Exercise objective: Pick out and copy every line below that has the word "this".

Data supplied:
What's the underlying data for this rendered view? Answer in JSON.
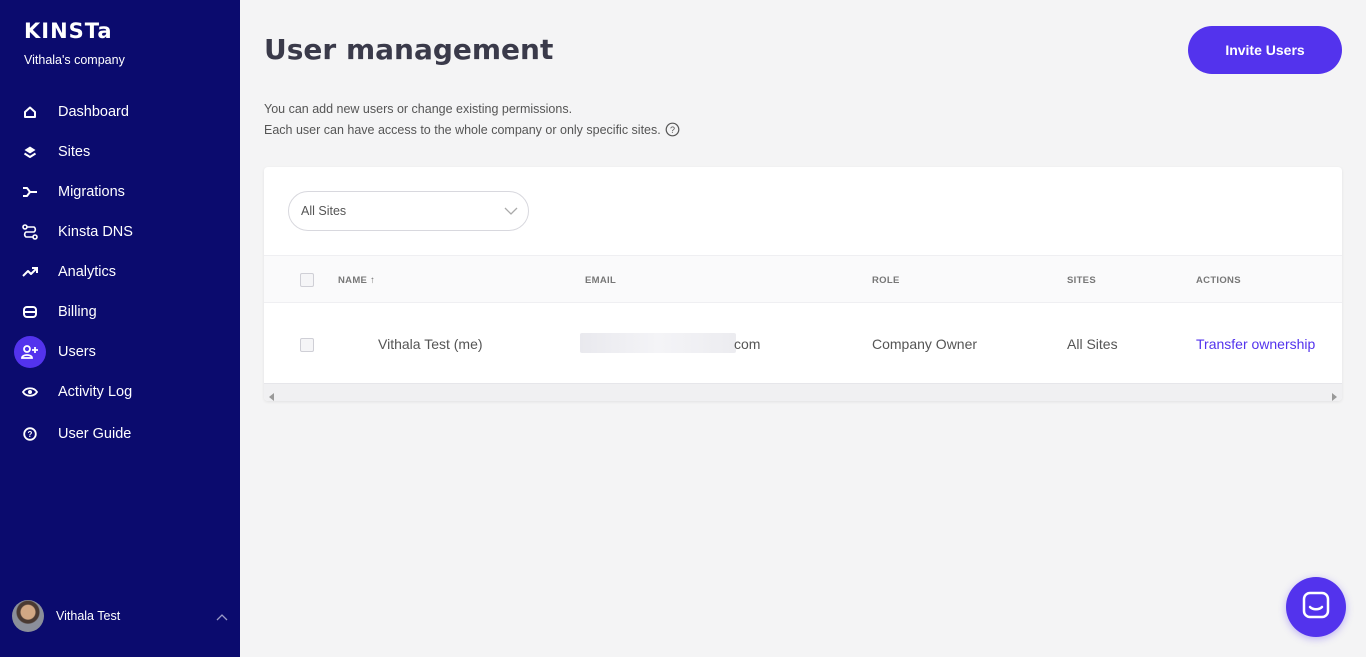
{
  "sidebar": {
    "logo": "KINSTa",
    "company": "Vithala's company",
    "items": [
      {
        "label": "Dashboard",
        "icon": "home-icon"
      },
      {
        "label": "Sites",
        "icon": "layers-icon"
      },
      {
        "label": "Migrations",
        "icon": "migrations-icon"
      },
      {
        "label": "Kinsta DNS",
        "icon": "dns-icon"
      },
      {
        "label": "Analytics",
        "icon": "trend-icon"
      },
      {
        "label": "Billing",
        "icon": "billing-icon"
      },
      {
        "label": "Users",
        "icon": "add-user-icon",
        "active": true
      },
      {
        "label": "Activity Log",
        "icon": "eye-icon"
      },
      {
        "label": "User Guide",
        "icon": "help-circle-icon"
      }
    ],
    "user": {
      "name": "Vithala Test"
    }
  },
  "header": {
    "title": "User management",
    "invite_label": "Invite Users"
  },
  "description": {
    "line1": "You can add new users or change existing permissions.",
    "line2": "Each user can have access to the whole company or only specific sites."
  },
  "filter": {
    "selected": "All Sites"
  },
  "table": {
    "columns": {
      "name": "NAME ↑",
      "email": "EMAIL",
      "role": "ROLE",
      "sites": "SITES",
      "actions": "ACTIONS"
    },
    "rows": [
      {
        "name": "Vithala Test (me)",
        "email_suffix": "com",
        "role": "Company Owner",
        "sites": "All Sites",
        "action": "Transfer ownership"
      }
    ]
  },
  "colors": {
    "sidebar_bg": "#0b0b6e",
    "accent": "#5333ed",
    "page_bg": "#f4f4f5"
  }
}
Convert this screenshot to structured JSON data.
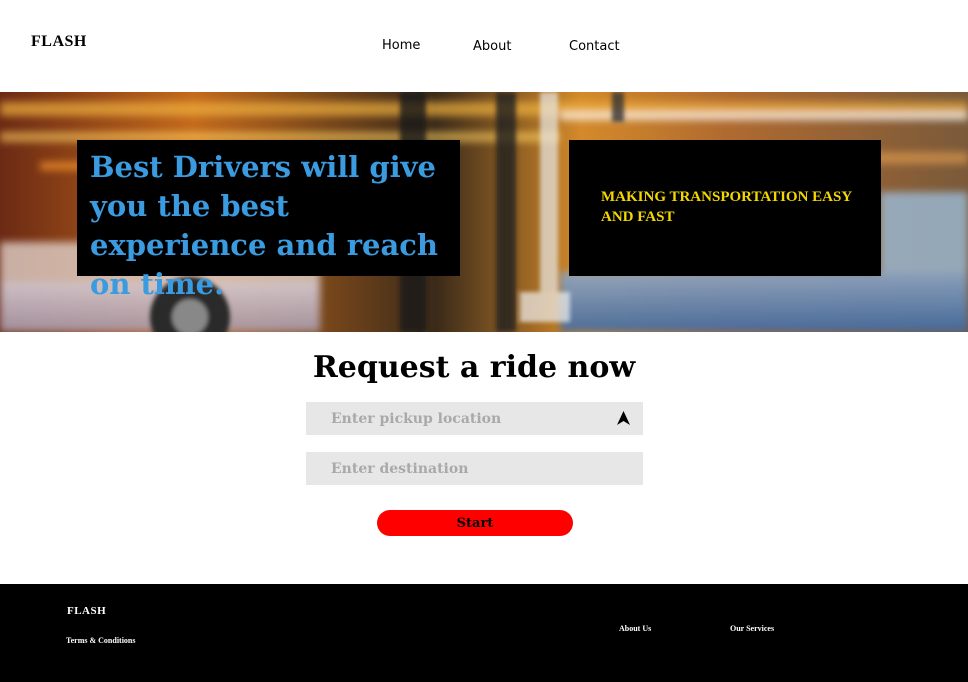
{
  "header": {
    "logo": "FLASH",
    "nav": [
      "Home",
      "About",
      "Contact"
    ]
  },
  "hero": {
    "headline": "Best Drivers will give you the best experience and reach on time.",
    "tagline": "MAKING TRANSPORTATION EASY AND FAST",
    "colors": {
      "headline": "#3b9be0",
      "tagline": "#f2d700",
      "box": "#000000"
    }
  },
  "ride_form": {
    "title": "Request a ride now",
    "pickup_placeholder": "Enter pickup location",
    "pickup_value": "",
    "destination_placeholder": "Enter destination",
    "destination_value": "",
    "locate_icon": "navigation-arrow-icon",
    "start_label": "Start",
    "start_color": "#ff0000"
  },
  "footer": {
    "logo": "FLASH",
    "terms": "Terms & Conditions",
    "about": "About Us",
    "services": "Our Services"
  }
}
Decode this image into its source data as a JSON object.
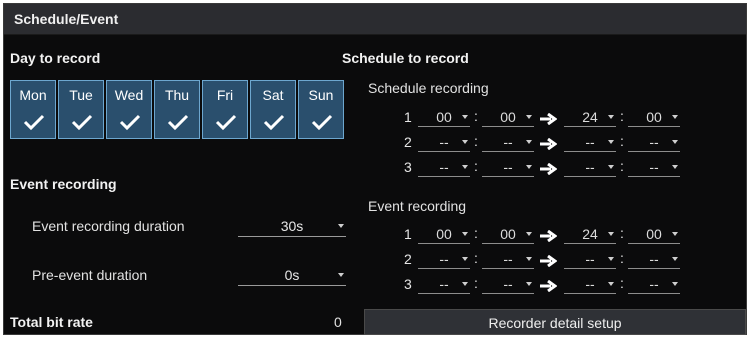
{
  "window": {
    "title": "Schedule/Event"
  },
  "day_to_record": {
    "title": "Day to record",
    "days": [
      "Mon",
      "Tue",
      "Wed",
      "Thu",
      "Fri",
      "Sat",
      "Sun"
    ],
    "checked_icon": "check-icon"
  },
  "event_recording": {
    "title": "Event recording",
    "duration_label": "Event recording duration",
    "duration_value": "30s",
    "pre_label": "Pre-event duration",
    "pre_value": "0s"
  },
  "total_bit_rate": {
    "label": "Total bit rate",
    "value": "0"
  },
  "schedule_to_record": {
    "title": "Schedule to record",
    "schedule_recording": {
      "label": "Schedule recording",
      "rows": [
        {
          "num": "1",
          "start_h": "00",
          "start_m": "00",
          "end_h": "24",
          "end_m": "00"
        },
        {
          "num": "2",
          "start_h": "--",
          "start_m": "--",
          "end_h": "--",
          "end_m": "--"
        },
        {
          "num": "3",
          "start_h": "--",
          "start_m": "--",
          "end_h": "--",
          "end_m": "--"
        }
      ]
    },
    "event_recording": {
      "label": "Event recording",
      "rows": [
        {
          "num": "1",
          "start_h": "00",
          "start_m": "00",
          "end_h": "24",
          "end_m": "00"
        },
        {
          "num": "2",
          "start_h": "--",
          "start_m": "--",
          "end_h": "--",
          "end_m": "--"
        },
        {
          "num": "3",
          "start_h": "--",
          "start_m": "--",
          "end_h": "--",
          "end_m": "--"
        }
      ]
    }
  },
  "buttons": {
    "recorder_detail": "Recorder detail setup"
  },
  "colors": {
    "panel_bg": "#0b0b0c",
    "day_fill": "#2a4f6d",
    "day_border": "#6da7cf",
    "titlebar": "#2b2c30"
  }
}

Your response:
What's the underlying data for this rendered view? Answer in JSON.
Convert this screenshot to structured JSON data.
Decode this image into its source data as a JSON object.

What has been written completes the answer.